[Data entries]
──────────
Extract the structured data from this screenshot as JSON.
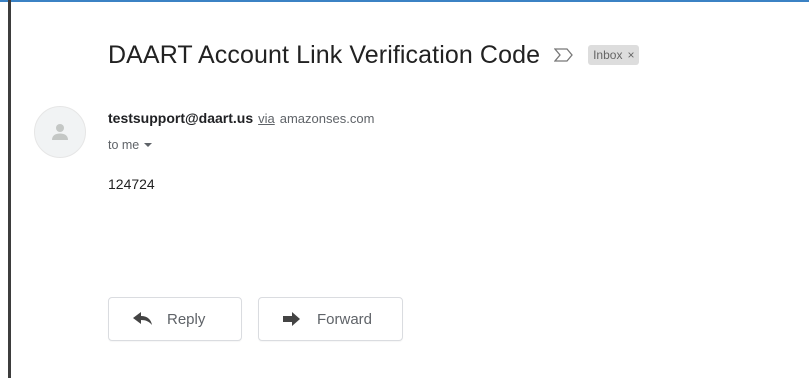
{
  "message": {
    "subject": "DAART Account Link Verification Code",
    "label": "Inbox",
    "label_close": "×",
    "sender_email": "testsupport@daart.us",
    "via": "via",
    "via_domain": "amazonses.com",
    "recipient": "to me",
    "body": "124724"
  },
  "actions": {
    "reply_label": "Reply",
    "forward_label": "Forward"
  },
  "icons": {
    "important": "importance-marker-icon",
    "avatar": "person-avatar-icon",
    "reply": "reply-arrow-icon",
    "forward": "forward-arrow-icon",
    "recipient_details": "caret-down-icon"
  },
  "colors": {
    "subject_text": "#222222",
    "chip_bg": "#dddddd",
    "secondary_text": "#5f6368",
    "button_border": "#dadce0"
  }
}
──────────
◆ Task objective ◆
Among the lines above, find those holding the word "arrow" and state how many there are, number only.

◆ Worked solution ◆
2